  • Laurey, N., Berends, H., & Huysman, M. (2017): “Creativity as a service: how creative agents foster a liminal experience.” Academy of Management Proceedings, 1,
  • Lingo, E.L., & O'Mahony, S. (2010): “Nexus work: Brokerage on creative projects.” Administrative Science Quarterly, 55 (1), 47–81.
  • Nicolini, D. (2012): Practice Theory, Work, and Organization. An Introduction. Oxford, UK: Oxford University Press.
  • Pedersen, J.S., Slavich, B., & Khaire, M. (eds.) (2020): Technology and Creativity: Production, Mediation and Evaluation in the Digital Age. Basingstoke: Palgrave Macmillan.
  • Sgourev, S.V. (2013): “How Paris gave rise to Cubism (and Picasso): Ambiguity and fragmentation in radical innovation.” Organization Science, 24 (6), 1601–1617.
  • Slavich, B., & Castellucci, F. (2020): “Stir it up: How master–apprentice relationships affect product offerings’ similarity in high-end restaurants.” Industrial and Corporate Change, 29 (2), 459–483.
  • Slavich, B., Svejenova, S., Opazo, M.P., & Patriotta, G. (2020): “Politics of meaning in categorizing innovation: How chefs advanced molecular gastronomy by resisting the label.” Organization Studies, 41 (2), 267–290.
  • Svejenova, S., Slavich, B., & Abdel Gawad, S.G. (2015): “Creative entrepreneurs.” In: C. Jones, M. Lorenzen & J. Sapsed (eds.): The Oxford Handbook of Creative Industries. Oxford, UK: Oxford University Press, 184–199.
  • Stigliani, I., & Ravasi, D. (2012): “Organizing thoughts and connecting brains: Material practices and the transition from individual to group-level prospective sensemaking.” Academy of Management Journal, 55 (5), 1232–1259.
  • Strauss, A. (1988): “The articulation of project work: An organizational process.” Sociological Quarterly, 29 (2), 163–178.
  • Townley, B., Beech, N., & McKinlay, A. (2009): “Managing in the creative industries: Managing the motley crew.” Human Relations, 62 (7), 939–962.
Barbara Slavich is Full Professor at IÉSEG School of Management, France. Her research focuses on the emergence and dynamics of new categories; organizing for creativity and innovation; intangible assets and audiences’ evaluations; creative industries. Barbara’s work has been published in several academic journals, including ‘Organization Studies’, ‘Industrial and Corporate Change’, ‘European Management Review’, ‘Research in the Sociology of Organizations’, ‘European Management Journal’, and ‘Journal of Business Research’.
Giulia Calabretta works as an Associate Professor in Strategic Value of Design at the Faculty of Industrial Design Engineering at Delft University of Technology, The Netherlands.
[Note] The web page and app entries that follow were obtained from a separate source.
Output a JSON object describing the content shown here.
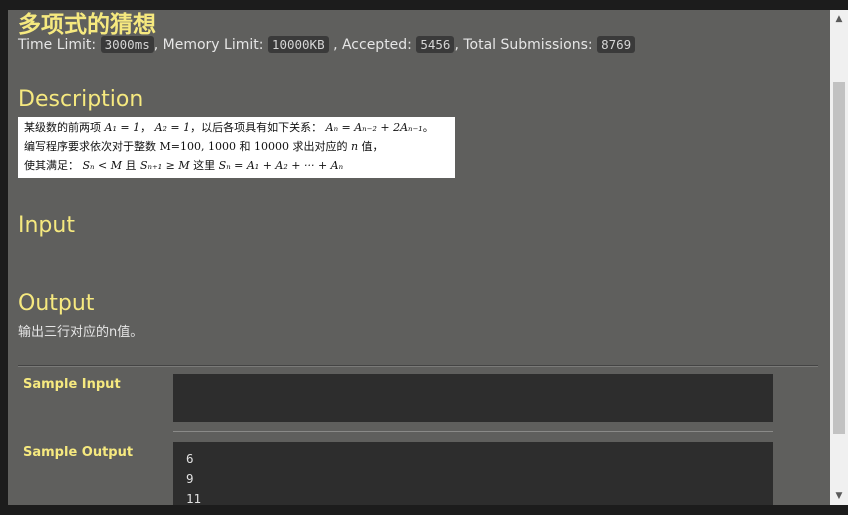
{
  "problem": {
    "title": "多项式的猜想",
    "limits": {
      "time_label": "Time Limit:",
      "time_value": "3000ms",
      "sep1": ",",
      "memory_label": "Memory Limit:",
      "memory_value": "10000KB",
      "sep2": ",",
      "accepted_label": "Accepted:",
      "accepted_value": "5456",
      "sep3": ",",
      "submissions_label": "Total Submissions:",
      "submissions_value": "8769"
    },
    "description_heading": "Description",
    "description_lines": {
      "line1_a": "某级数的前两项",
      "line1_f1": "A₁ = 1",
      "line1_b": "，",
      "line1_f2": "A₂ = 1",
      "line1_c": "，以后各项具有如下关系：",
      "line1_f3": "Aₙ = Aₙ₋₂ + 2Aₙ₋₁",
      "line1_d": "。",
      "line2_a": "编写程序要求依次对于整数 M=100, 1000 和 10000 求出对应的",
      "line2_f": "n",
      "line2_b": "值，",
      "line3_a": "使其满足：",
      "line3_f1": "Sₙ < M",
      "line3_b": "且",
      "line3_f2": "Sₙ₊₁ ≥ M",
      "line3_c": "这里",
      "line3_f3": "Sₙ = A₁ + A₂ + ··· + Aₙ"
    },
    "input_heading": "Input",
    "output_heading": "Output",
    "output_text": "输出三行对应的n值。",
    "sample_input_label": "Sample Input",
    "sample_input": "",
    "sample_output_label": "Sample Output",
    "sample_output_lines": [
      "6",
      "9",
      "11"
    ]
  },
  "colors": {
    "heading": "#f6e97f",
    "background": "#5f5f5d",
    "code_bg": "#2d2d2d"
  },
  "icons": {
    "scroll_up": "scroll-up-arrow-icon",
    "scroll_down": "scroll-down-arrow-icon"
  }
}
Her research explores the intersection of (strategic) design, management, and innovation, and focuses on understanding how design practices can be permanently integrated in the innovation strategy of companies. Giulia’s work has been published in several academic journals, including ‘Organization Studies’, ‘Journal of Product Innovation Management’, and ‘Journal of Business Ethics’.
Natalja Laurey is an Assistant Professor in Anthropology of Design, Organization & Work at the Faculty of Industrial Design Engineering at Delft University of Technology, The Netherlands. Her research focuses on identity, occupation and work of creatives, and is particularly looking at the constantly evolving occupation of design in organizations.